When a taxpayer converts their home to a rental, there are a number of tax issues that come into play. The following are key tax circumstances that should be considered before making the decision to convert.
Home Sale Gain Exclusion – When an individual has owned and occupied a home for 2 of the prior 5 years as their primary residence, tax law allows the individual to exclude up to $250,000 of gain from the sale of the home. In the case of a married couple, that exclusion is doubled to $500,000 if one of them owns the home for 2 out of the 5 prior years and both spouses meet the 2-out-of-5-year occupancy requirement. Therefore, if the home is converted to a rental and after three years or more has passed the property is sold, the individual(s) will no longer qualify for the home gain exclusion, something that should be carefully considered in advance of any conversion (Sec 121).
Should the home be rented and sold before the gain exclusion expires, even though the exclusion may still apply, any gain to the extent of the depreciation taken on the home cannot be excluded (Reg. §1.121-1(c)(4)).

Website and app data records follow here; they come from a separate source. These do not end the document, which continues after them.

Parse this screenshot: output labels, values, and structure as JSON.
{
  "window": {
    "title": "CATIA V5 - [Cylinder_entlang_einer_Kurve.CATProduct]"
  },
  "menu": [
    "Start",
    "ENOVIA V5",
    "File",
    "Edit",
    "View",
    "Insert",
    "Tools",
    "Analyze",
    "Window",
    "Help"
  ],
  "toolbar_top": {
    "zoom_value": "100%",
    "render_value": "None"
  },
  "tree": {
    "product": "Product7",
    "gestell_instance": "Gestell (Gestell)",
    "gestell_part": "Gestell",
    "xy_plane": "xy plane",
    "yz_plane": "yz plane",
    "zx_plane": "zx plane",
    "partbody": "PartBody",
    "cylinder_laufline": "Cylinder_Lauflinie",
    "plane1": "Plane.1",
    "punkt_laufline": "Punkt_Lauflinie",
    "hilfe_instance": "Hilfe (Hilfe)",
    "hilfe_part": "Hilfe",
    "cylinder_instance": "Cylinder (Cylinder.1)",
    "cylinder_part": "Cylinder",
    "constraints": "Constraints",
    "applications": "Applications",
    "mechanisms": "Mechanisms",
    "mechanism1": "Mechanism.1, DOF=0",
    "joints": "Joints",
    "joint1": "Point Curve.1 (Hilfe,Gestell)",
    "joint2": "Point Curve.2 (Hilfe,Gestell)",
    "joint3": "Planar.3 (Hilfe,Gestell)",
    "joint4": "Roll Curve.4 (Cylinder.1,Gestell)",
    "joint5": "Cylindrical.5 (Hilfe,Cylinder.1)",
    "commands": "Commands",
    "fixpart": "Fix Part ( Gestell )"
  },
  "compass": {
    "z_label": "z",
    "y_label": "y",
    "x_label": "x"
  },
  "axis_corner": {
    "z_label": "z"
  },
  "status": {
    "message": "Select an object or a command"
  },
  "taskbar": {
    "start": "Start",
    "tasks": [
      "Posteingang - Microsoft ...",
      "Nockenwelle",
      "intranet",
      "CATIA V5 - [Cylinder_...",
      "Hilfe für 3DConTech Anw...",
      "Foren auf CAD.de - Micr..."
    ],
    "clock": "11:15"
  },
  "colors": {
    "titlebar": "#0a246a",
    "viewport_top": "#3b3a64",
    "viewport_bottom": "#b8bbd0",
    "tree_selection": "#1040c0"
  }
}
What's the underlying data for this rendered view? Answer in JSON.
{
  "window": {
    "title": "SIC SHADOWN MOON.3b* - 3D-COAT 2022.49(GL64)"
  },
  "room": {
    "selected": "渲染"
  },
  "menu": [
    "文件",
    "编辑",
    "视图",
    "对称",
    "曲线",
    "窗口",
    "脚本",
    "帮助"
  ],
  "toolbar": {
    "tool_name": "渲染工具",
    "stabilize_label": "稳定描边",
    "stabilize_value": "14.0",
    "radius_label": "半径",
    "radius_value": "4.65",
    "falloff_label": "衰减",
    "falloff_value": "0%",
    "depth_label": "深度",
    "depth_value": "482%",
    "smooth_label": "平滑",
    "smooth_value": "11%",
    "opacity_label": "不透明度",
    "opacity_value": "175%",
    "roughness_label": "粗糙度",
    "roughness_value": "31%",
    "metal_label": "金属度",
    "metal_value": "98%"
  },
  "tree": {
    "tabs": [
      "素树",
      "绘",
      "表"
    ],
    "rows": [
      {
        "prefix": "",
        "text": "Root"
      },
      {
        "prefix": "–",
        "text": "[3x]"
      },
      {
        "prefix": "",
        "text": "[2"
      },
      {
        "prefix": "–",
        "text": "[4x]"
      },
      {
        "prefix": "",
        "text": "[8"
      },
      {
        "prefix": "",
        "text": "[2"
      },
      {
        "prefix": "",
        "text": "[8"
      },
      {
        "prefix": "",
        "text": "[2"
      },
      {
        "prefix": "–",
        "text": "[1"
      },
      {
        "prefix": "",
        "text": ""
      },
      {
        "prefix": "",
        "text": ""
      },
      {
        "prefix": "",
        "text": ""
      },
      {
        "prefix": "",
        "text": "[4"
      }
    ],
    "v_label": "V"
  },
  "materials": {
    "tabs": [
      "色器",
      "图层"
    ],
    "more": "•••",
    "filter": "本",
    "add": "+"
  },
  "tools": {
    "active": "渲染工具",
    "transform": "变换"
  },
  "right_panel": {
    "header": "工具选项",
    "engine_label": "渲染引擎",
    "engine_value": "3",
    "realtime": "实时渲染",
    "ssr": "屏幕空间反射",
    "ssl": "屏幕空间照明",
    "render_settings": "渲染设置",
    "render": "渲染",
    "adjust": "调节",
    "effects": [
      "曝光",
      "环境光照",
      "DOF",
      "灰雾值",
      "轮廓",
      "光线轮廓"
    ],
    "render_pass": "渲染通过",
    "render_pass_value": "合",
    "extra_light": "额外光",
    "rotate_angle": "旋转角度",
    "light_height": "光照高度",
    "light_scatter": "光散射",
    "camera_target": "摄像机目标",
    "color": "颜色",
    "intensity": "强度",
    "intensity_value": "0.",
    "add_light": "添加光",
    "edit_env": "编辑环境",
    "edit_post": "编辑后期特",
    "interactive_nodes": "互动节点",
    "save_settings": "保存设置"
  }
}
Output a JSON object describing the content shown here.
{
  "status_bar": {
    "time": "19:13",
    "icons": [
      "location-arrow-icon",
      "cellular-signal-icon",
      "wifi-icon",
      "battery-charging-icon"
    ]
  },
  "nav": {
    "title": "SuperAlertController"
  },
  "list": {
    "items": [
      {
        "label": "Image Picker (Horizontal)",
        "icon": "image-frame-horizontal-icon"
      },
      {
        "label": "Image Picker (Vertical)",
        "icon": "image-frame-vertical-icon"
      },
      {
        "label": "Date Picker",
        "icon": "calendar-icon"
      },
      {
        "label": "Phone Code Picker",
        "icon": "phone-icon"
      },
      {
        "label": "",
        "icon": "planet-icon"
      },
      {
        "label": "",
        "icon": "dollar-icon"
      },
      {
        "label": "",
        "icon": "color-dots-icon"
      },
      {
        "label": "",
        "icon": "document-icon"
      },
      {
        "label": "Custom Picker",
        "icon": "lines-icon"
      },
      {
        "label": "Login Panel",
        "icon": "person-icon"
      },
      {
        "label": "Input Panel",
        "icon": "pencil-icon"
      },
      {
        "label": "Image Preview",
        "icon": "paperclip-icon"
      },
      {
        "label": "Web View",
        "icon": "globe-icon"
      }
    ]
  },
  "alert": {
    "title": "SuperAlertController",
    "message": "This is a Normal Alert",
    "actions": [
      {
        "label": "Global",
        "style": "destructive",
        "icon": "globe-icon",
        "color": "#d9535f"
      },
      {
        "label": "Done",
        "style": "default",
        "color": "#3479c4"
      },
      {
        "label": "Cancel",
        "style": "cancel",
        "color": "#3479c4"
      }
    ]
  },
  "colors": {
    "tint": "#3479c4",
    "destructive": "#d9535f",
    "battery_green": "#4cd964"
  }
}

Home Sale Loss Rule – If an individual sells his or her personal residence and sustains a loss, that loss is not deductible because it is from personal use property for which losses are not tax deductible (Reg § 1.165-9(a)). However, if an individual sells a rental at a loss, the loss is tax deductible in the year of sale. To prevent a homeowner from converting their home to a rental in an attempt to convert a nondeductible personal loss into a deductible business loss, the IRS requires the business basis of the converted home to be the lesser of the home’s adjusted cost basis or the home’s fair market value at the time the property is converted to a rental.
Where the FMV of the home is less than the home’s adjusted cost basis, this could create two bases, one for determining a loss, the business basis, and one for determining a gain, the adjusted cost basis, when the rental is subsequently sold. So, attempting to convert a home to a rental in order to deduct a loss from personal use will not work.
Interest Deductions – An individual can deduct the interest on up to $1 Million of mortgage acquisition debt, which is debt used to purchase or substantially improve the individual’s primary home and second home. In addition, a taxpayer can deduct the interest on up to $100,000 of home equity debt. For rental property, the only interest that can be deducted is the interest on acquisition debt.
It is quite common for a homeowner to use the equity in their home to buy cars, fund education, pay for vacations and other uses. Where there is equity debt on a home that is converted to a rental, the interest on the equity debt is no longer deductible. This is yet another issue that must be considered when deciding whether to convert a home to a rental property.